____ Data for the task

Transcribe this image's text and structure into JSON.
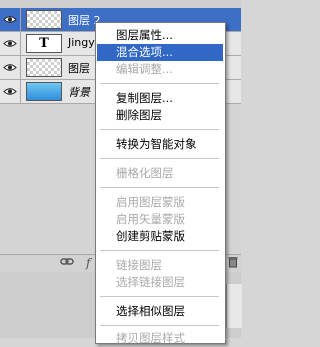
{
  "top_partial_text": "",
  "layers": [
    {
      "name": "图层 2",
      "type": "checker",
      "selected": true
    },
    {
      "name": "Jingya",
      "type": "text",
      "selected": false
    },
    {
      "name": "图层",
      "type": "checker",
      "selected": false
    },
    {
      "name": "背景",
      "type": "gradient",
      "selected": false,
      "italic": true
    }
  ],
  "bottom_icons": [
    "link-icon",
    "fx-icon",
    "new-layer-icon",
    "trash-icon"
  ],
  "menu": {
    "items": [
      {
        "label": "图层属性...",
        "enabled": true,
        "highlighted": false
      },
      {
        "label": "混合选项...",
        "enabled": true,
        "highlighted": true
      },
      {
        "label": "编辑调整...",
        "enabled": false,
        "highlighted": false
      },
      {
        "label": "复制图层...",
        "enabled": true,
        "highlighted": false
      },
      {
        "label": "删除图层",
        "enabled": true,
        "highlighted": false
      },
      {
        "label": "转换为智能对象",
        "enabled": true,
        "highlighted": false
      },
      {
        "label": "栅格化图层",
        "enabled": false,
        "highlighted": false
      },
      {
        "label": "启用图层蒙版",
        "enabled": false,
        "highlighted": false
      },
      {
        "label": "启用矢量蒙版",
        "enabled": false,
        "highlighted": false
      },
      {
        "label": "创建剪贴蒙版",
        "enabled": true,
        "highlighted": false
      },
      {
        "label": "链接图层",
        "enabled": false,
        "highlighted": false
      },
      {
        "label": "选择链接图层",
        "enabled": false,
        "highlighted": false
      },
      {
        "label": "选择相似图层",
        "enabled": true,
        "highlighted": false
      },
      {
        "label": "拷贝图层样式",
        "enabled": false,
        "highlighted": false
      }
    ]
  },
  "colors": {
    "selection": "#3168c5",
    "disabled_text": "#a9a9a9",
    "menu_bg": "#ffffff"
  }
}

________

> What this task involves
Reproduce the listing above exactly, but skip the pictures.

> Exercise response
Transcribe this image's text and structure into JSON.
{
  "top_partial_text": "",
  "layers": [
    {
      "name": "图层 2",
      "type": "checker",
      "selected": true
    },
    {
      "name": "Jingya",
      "type": "text",
      "selected": false
    },
    {
      "name": "图层",
      "type": "checker",
      "selected": false
    },
    {
      "name": "背景",
      "type": "gradient",
      "selected": false,
      "italic": true
    }
  ],
  "bottom_icons": [
    "link-icon",
    "fx-icon",
    "new-layer-icon",
    "trash-icon"
  ],
  "menu": {
    "items": [
      {
        "label": "图层属性...",
        "enabled": true,
        "highlighted": false
      },
      {
        "label": "混合选项...",
        "enabled": true,
        "highlighted": true
      },
      {
        "label": "编辑调整...",
        "enabled": false,
        "highlighted": false
      },
      {
        "label": "复制图层...",
        "enabled": true,
        "highlighted": false
      },
      {
        "label": "删除图层",
        "enabled": true,
        "highlighted": false
      },
      {
        "label": "转换为智能对象",
        "enabled": true,
        "highlighted": false
      },
      {
        "label": "栅格化图层",
        "enabled": false,
        "highlighted": false
      },
      {
        "label": "启用图层蒙版",
        "enabled": false,
        "highlighted": false
      },
      {
        "label": "启用矢量蒙版",
        "enabled": false,
        "highlighted": false
      },
      {
        "label": "创建剪贴蒙版",
        "enabled": true,
        "highlighted": false
      },
      {
        "label": "链接图层",
        "enabled": false,
        "highlighted": false
      },
      {
        "label": "选择链接图层",
        "enabled": false,
        "highlighted": false
      },
      {
        "label": "选择相似图层",
        "enabled": true,
        "highlighted": false
      },
      {
        "label": "拷贝图层样式",
        "enabled": false,
        "highlighted": false
      }
    ]
  },
  "colors": {
    "selection": "#3168c5",
    "disabled_text": "#a9a9a9",
    "menu_bg": "#ffffff"
  }
}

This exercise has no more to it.